According to the D.C. Controlled Substances Act, it is illegal for a person in D.C. to (1) “knowingly” or “intentionally” (2) manufacture, distribute or possess with intent to distribute (3) a controlled substance.
Elements of the Offense
The first element the prosecution must prove in order to secure a conviction for drug distribution is the defendant’s criminal intent, or mens rea. In this case, the required criminal intent is one of “knowing” or “intentional” distribution. This means that the defendant was not mistaken as to the composition of the substances. It is not a question whether he should have known the composition of the substances or that he consciously disregarded a good chance that the substances were illegal.
The second element the prosecution must prove is that the substances in question are in fact included on the list of substances that are proscribed by the D.C. Controlled Substances Act. The Controlled Substances Act groups substances that a person is not allowed to possess without a valid prescription into five categories, or “schedules.” Schedule I includes those substances (e.g., LSD and certain opiates) for which the legislature has determined there is a high potential for abuse and no accepted medical use in treatment.

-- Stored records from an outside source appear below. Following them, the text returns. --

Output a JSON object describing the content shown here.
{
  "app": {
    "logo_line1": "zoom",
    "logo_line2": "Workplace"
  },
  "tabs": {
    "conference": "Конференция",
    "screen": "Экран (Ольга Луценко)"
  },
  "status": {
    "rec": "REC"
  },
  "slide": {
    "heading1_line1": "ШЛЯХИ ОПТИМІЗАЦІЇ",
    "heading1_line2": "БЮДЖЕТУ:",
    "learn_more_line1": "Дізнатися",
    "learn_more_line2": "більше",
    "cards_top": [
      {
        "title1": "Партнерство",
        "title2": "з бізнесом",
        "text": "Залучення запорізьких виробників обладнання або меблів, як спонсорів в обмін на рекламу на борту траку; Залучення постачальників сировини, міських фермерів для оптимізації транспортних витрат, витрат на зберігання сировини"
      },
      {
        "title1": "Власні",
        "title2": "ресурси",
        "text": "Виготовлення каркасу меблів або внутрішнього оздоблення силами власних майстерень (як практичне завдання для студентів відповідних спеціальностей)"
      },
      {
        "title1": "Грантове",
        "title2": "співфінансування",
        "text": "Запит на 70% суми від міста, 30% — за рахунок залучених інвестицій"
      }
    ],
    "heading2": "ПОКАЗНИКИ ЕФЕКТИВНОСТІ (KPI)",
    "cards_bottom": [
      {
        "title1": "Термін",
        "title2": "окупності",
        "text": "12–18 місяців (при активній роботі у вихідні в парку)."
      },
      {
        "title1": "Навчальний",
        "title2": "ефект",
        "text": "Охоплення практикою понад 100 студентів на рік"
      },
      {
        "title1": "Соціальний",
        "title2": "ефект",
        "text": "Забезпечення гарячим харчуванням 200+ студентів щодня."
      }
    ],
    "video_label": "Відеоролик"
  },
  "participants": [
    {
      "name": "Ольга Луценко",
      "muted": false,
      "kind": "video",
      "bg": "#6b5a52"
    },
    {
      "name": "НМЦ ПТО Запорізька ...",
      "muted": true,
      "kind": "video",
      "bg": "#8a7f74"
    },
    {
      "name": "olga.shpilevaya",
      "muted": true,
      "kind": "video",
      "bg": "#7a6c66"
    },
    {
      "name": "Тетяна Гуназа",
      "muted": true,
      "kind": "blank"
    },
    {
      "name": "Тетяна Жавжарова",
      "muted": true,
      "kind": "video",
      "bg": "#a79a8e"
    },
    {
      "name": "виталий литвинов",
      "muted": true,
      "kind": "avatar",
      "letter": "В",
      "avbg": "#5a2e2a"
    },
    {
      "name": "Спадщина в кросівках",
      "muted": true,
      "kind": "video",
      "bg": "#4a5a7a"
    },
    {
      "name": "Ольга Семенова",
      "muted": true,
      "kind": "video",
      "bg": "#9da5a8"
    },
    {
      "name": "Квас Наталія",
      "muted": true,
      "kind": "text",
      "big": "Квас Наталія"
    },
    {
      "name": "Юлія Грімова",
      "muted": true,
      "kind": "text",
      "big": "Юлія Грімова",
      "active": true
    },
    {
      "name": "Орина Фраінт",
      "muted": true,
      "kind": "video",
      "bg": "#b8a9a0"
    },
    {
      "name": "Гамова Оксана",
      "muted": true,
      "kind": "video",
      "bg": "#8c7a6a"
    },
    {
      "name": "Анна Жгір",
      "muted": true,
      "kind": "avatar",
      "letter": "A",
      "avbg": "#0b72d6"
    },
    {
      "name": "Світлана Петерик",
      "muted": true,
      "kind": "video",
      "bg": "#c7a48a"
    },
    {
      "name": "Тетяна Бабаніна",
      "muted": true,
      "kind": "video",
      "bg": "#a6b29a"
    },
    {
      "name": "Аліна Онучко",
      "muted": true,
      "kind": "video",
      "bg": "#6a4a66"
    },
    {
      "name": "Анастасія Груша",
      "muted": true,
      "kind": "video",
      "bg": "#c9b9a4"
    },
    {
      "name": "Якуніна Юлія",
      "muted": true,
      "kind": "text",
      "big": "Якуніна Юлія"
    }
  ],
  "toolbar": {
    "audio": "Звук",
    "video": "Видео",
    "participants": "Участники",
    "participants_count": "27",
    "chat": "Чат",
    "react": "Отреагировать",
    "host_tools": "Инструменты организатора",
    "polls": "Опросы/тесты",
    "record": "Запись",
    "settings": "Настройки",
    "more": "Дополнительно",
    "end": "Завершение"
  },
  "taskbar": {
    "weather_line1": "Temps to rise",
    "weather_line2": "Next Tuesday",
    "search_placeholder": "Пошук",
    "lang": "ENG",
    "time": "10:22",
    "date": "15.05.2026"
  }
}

Schedule II includes substances (e.g., oxycodone, amphetamines, PCP, and some opiates) for which there is a high potential for abuse and only severely restricted uses in medical treatment. And so on to Schedule V, which includes controlled substances with a low potential for abuse, many uses in medical treatment, and low potential for physical or psychological dependence.
The third and final element the prosecution is required to prove in order to secure a conviction for this offense is that the defendant either manufactured, distributed, or possessed the controlled substance with intent to distribute. Unlike courts in many states, the D.C. courts define “distribution” very broadly. The term includes the type of street-corner transaction people normally associate with this offense. However, it can also include the handing of an illegal substance from one person to another without any apparent type of compensation or exchange.
Drug distribution is a felony offense. The penalty depends on the particular type of drug involved. A first conviction for drug distribution of a Schedule I or II substance that qualifies as a “narcotic or abusive” drug carries a maximum penalty of 30 years in prison and a maximum fine of $500,000. The maximum sentence for a conviction for a Schedule I, II, or III substance that is not a “narcotic or abusive drug” is 5 years along with a maximum fine of $50,000. The maximum penalty for a Schedule IV substance is 3 years and $25,000 fine, and the maximum for a Schedule V substance is 1 year and a $10,000 fine.
Distributing a counterfeit substance or attempting or conspiring to distribute a controlled substance carries the same range of penalties as described above. The maximum penalty is doubled for a second or subsequent conviction of illegal drug use. The maximum penalty can also be doubled for distributing to minors or distributing in a drug free zone. D.C. Code 48-904.01.